The task: Which lines of the records contain the word "있습니다"? Show each of them.
[[ Source data, beginning ]]
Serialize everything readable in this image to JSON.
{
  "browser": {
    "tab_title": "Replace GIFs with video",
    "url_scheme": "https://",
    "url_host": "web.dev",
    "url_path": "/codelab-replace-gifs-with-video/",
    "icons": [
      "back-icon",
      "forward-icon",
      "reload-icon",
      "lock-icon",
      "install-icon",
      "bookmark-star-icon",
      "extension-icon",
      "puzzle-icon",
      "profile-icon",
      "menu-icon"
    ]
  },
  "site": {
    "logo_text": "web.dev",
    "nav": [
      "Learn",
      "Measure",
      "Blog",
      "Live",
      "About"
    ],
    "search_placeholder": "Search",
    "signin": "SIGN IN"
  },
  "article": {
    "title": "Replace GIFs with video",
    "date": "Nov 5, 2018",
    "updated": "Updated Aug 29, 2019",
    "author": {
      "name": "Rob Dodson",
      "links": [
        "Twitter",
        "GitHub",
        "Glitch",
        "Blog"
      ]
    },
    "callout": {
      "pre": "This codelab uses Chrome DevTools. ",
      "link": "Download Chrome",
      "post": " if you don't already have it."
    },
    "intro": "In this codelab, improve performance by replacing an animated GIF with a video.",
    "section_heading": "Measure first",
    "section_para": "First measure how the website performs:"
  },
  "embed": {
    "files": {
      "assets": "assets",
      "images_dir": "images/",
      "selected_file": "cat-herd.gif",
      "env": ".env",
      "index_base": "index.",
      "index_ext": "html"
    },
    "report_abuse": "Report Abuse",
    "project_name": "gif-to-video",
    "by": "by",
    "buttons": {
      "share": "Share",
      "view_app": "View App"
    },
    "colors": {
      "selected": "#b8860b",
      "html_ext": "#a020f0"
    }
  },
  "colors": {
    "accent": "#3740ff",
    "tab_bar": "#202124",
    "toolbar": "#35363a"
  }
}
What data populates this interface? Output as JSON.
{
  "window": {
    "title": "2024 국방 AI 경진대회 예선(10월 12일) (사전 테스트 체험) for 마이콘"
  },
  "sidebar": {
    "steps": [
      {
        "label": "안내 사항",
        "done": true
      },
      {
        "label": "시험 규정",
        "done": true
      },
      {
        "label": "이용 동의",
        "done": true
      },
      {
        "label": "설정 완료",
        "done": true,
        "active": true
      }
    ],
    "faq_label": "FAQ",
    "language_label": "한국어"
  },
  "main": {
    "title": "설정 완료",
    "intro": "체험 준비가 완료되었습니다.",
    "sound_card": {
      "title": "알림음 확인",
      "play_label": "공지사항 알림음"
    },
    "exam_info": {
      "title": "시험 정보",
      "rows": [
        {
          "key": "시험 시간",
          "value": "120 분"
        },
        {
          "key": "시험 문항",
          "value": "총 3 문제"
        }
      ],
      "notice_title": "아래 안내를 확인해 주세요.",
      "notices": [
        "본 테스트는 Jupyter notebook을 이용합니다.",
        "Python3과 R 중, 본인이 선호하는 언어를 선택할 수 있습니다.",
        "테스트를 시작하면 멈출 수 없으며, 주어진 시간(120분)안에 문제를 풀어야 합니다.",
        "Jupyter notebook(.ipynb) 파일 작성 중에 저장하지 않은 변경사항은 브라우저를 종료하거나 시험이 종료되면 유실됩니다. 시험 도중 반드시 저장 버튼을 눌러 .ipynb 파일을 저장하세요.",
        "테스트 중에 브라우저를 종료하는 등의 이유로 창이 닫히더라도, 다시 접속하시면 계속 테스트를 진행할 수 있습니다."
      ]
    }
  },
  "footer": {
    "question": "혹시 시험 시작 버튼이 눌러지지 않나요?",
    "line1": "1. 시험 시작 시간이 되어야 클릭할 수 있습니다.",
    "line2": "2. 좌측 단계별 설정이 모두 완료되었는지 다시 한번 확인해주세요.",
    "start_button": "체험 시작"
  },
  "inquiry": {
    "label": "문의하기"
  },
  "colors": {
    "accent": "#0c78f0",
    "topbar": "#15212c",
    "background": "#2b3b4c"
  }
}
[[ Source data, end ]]
Solution for this problem:
        "Python3과 R 중, 본인이 선호하는 언어를 선택할 수 있습니다.",
        "테스트 중에 브라우저를 종료하는 등의 이유로 창이 닫히더라도, 다시 접속하시면 계속 테스트를 진행할 수 있습니다."
    "line1": "1. 시험 시작 시간이 되어야 클릭할 수 있습니다.",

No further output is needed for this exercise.